*** Opening Records shown ***

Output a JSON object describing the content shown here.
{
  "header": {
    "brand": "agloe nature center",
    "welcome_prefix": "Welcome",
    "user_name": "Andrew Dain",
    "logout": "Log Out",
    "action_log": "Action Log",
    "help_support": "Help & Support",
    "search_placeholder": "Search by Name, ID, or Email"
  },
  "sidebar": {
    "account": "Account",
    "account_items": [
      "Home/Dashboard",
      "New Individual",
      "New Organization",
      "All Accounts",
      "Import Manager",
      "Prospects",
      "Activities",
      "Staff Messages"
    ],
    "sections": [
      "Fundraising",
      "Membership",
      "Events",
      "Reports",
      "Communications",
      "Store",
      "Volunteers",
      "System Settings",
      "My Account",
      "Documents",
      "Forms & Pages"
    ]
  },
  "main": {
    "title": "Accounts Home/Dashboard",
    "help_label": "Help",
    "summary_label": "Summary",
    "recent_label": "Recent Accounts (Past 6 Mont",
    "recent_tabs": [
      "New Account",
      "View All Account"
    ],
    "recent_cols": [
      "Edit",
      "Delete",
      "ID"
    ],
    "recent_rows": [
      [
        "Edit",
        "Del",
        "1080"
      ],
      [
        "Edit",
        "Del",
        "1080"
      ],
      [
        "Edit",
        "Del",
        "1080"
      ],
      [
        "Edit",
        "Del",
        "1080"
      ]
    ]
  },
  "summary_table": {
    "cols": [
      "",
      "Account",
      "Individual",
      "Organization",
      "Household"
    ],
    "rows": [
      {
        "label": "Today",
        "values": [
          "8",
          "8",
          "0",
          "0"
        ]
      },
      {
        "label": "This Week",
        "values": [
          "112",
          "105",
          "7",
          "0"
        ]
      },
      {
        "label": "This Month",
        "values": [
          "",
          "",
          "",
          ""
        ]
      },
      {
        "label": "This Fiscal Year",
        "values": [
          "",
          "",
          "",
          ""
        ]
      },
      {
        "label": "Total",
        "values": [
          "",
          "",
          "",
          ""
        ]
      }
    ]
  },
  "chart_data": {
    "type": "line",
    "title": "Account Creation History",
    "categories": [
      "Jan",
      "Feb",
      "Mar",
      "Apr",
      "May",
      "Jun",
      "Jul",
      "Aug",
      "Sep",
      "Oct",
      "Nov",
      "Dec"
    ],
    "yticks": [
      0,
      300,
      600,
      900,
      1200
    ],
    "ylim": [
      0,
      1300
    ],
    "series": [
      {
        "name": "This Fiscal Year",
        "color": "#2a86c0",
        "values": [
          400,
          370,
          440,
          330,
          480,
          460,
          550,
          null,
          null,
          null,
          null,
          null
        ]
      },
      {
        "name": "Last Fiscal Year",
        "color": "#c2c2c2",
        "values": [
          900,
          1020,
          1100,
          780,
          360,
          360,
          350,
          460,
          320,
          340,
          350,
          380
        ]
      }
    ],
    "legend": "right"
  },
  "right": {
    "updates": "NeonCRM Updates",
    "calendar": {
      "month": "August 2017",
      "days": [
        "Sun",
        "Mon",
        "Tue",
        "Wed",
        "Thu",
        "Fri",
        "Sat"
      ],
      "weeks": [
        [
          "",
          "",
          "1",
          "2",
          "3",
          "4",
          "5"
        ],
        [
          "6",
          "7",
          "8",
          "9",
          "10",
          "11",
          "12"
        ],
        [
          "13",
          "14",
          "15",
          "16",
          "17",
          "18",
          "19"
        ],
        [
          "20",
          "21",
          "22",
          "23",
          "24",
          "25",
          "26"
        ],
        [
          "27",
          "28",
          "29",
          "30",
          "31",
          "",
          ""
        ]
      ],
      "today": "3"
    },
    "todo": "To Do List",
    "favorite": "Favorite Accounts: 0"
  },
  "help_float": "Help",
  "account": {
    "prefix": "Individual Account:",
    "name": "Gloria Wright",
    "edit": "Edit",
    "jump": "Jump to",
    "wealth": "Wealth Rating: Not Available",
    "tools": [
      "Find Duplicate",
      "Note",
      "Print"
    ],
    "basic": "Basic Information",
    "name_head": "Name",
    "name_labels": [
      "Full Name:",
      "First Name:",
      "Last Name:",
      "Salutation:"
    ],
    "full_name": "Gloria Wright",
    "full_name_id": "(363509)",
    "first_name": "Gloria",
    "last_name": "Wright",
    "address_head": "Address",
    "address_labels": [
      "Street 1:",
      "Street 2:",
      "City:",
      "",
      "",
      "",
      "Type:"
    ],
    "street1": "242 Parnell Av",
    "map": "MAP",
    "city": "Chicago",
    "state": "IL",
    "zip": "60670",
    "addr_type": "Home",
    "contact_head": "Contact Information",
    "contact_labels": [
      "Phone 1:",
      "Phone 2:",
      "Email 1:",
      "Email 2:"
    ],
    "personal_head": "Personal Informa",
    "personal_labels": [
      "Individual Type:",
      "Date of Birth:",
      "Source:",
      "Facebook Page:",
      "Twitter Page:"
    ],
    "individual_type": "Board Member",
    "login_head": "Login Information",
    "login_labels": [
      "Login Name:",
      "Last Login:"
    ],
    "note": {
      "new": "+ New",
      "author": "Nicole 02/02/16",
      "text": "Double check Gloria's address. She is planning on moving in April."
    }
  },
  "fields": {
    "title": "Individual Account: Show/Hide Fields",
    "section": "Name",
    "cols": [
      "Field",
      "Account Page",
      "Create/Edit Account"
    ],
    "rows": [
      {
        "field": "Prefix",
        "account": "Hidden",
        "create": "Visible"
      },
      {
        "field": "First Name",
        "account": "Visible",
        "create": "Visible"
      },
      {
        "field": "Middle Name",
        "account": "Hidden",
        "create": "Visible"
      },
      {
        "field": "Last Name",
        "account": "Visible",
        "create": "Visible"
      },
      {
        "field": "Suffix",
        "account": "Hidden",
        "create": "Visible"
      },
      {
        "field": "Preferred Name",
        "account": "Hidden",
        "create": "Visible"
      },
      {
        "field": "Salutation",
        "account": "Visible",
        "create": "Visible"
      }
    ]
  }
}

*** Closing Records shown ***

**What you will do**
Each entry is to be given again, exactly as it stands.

**Result of this task**
Output a JSON object describing the content shown here.
{
  "header": {
    "brand": "agloe nature center",
    "welcome_prefix": "Welcome",
    "user_name": "Andrew Dain",
    "logout": "Log Out",
    "action_log": "Action Log",
    "help_support": "Help & Support",
    "search_placeholder": "Search by Name, ID, or Email"
  },
  "sidebar": {
    "account": "Account",
    "account_items": [
      "Home/Dashboard",
      "New Individual",
      "New Organization",
      "All Accounts",
      "Import Manager",
      "Prospects",
      "Activities",
      "Staff Messages"
    ],
    "sections": [
      "Fundraising",
      "Membership",
      "Events",
      "Reports",
      "Communications",
      "Store",
      "Volunteers",
      "System Settings",
      "My Account",
      "Documents",
      "Forms & Pages"
    ]
  },
  "main": {
    "title": "Accounts Home/Dashboard",
    "help_label": "Help",
    "summary_label": "Summary",
    "recent_label": "Recent Accounts (Past 6 Mont",
    "recent_tabs": [
      "New Account",
      "View All Account"
    ],
    "recent_cols": [
      "Edit",
      "Delete",
      "ID"
    ],
    "recent_rows": [
      [
        "Edit",
        "Del",
        "1080"
      ],
      [
        "Edit",
        "Del",
        "1080"
      ],
      [
        "Edit",
        "Del",
        "1080"
      ],
      [
        "Edit",
        "Del",
        "1080"
      ]
    ]
  },
  "summary_table": {
    "cols": [
      "",
      "Account",
      "Individual",
      "Organization",
      "Household"
    ],
    "rows": [
      {
        "label": "Today",
        "values": [
          "8",
          "8",
          "0",
          "0"
        ]
      },
      {
        "label": "This Week",
        "values": [
          "112",
          "105",
          "7",
          "0"
        ]
      },
      {
        "label": "This Month",
        "values": [
          "",
          "",
          "",
          ""
        ]
      },
      {
        "label": "This Fiscal Year",
        "values": [
          "",
          "",
          "",
          ""
        ]
      },
      {
        "label": "Total",
        "values": [
          "",
          "",
          "",
          ""
        ]
      }
    ]
  },
  "chart_data": {
    "type": "line",
    "title": "Account Creation History",
    "categories": [
      "Jan",
      "Feb",
      "Mar",
      "Apr",
      "May",
      "Jun",
      "Jul",
      "Aug",
      "Sep",
      "Oct",
      "Nov",
      "Dec"
    ],
    "yticks": [
      0,
      300,
      600,
      900,
      1200
    ],
    "ylim": [
      0,
      1300
    ],
    "series": [
      {
        "name": "This Fiscal Year",
        "color": "#2a86c0",
        "values": [
          400,
          370,
          440,
          330,
          480,
          460,
          550,
          null,
          null,
          null,
          null,
          null
        ]
      },
      {
        "name": "Last Fiscal Year",
        "color": "#c2c2c2",
        "values": [
          900,
          1020,
          1100,
          780,
          360,
          360,
          350,
          460,
          320,
          340,
          350,
          380
        ]
      }
    ],
    "legend": "right"
  },
  "right": {
    "updates": "NeonCRM Updates",
    "calendar": {
      "month": "August 2017",
      "days": [
        "Sun",
        "Mon",
        "Tue",
        "Wed",
        "Thu",
        "Fri",
        "Sat"
      ],
      "weeks": [
        [
          "",
          "",
          "1",
          "2",
          "3",
          "4",
          "5"
        ],
        [
          "6",
          "7",
          "8",
          "9",
          "10",
          "11",
          "12"
        ],
        [
          "13",
          "14",
          "15",
          "16",
          "17",
          "18",
          "19"
        ],
        [
          "20",
          "21",
          "22",
          "23",
          "24",
          "25",
          "26"
        ],
        [
          "27",
          "28",
          "29",
          "30",
          "31",
          "",
          ""
        ]
      ],
      "today": "3"
    },
    "todo": "To Do List",
    "favorite": "Favorite Accounts: 0"
  },
  "help_float": "Help",
  "account": {
    "prefix": "Individual Account:",
    "name": "Gloria Wright",
    "edit": "Edit",
    "jump": "Jump to",
    "wealth": "Wealth Rating: Not Available",
    "tools": [
      "Find Duplicate",
      "Note",
      "Print"
    ],
    "basic": "Basic Information",
    "name_head": "Name",
    "name_labels": [
      "Full Name:",
      "First Name:",
      "Last Name:",
      "Salutation:"
    ],
    "full_name": "Gloria Wright",
    "full_name_id": "(363509)",
    "first_name": "Gloria",
    "last_name": "Wright",
    "address_head": "Address",
    "address_labels": [
      "Street 1:",
      "Street 2:",
      "City:",
      "",
      "",
      "",
      "Type:"
    ],
    "street1": "242 Parnell Av",
    "map": "MAP",
    "city": "Chicago",
    "state": "IL",
    "zip": "60670",
    "addr_type": "Home",
    "contact_head": "Contact Information",
    "contact_labels": [
      "Phone 1:",
      "Phone 2:",
      "Email 1:",
      "Email 2:"
    ],
    "personal_head": "Personal Informa",
    "personal_labels": [
      "Individual Type:",
      "Date of Birth:",
      "Source:",
      "Facebook Page:",
      "Twitter Page:"
    ],
    "individual_type": "Board Member",
    "login_head": "Login Information",
    "login_labels": [
      "Login Name:",
      "Last Login:"
    ],
    "note": {
      "new": "+ New",
      "author": "Nicole 02/02/16",
      "text": "Double check Gloria's address. She is planning on moving in April."
    }
  },
  "fields": {
    "title": "Individual Account: Show/Hide Fields",
    "section": "Name",
    "cols": [
      "Field",
      "Account Page",
      "Create/Edit Account"
    ],
    "rows": [
      {
        "field": "Prefix",
        "account": "Hidden",
        "create": "Visible"
      },
      {
        "field": "First Name",
        "account": "Visible",
        "create": "Visible"
      },
      {
        "field": "Middle Name",
        "account": "Hidden",
        "create": "Visible"
      },
      {
        "field": "Last Name",
        "account": "Visible",
        "create": "Visible"
      },
      {
        "field": "Suffix",
        "account": "Hidden",
        "create": "Visible"
      },
      {
        "field": "Preferred Name",
        "account": "Hidden",
        "create": "Visible"
      },
      {
        "field": "Salutation",
        "account": "Visible",
        "create": "Visible"
      }
    ]
  }
}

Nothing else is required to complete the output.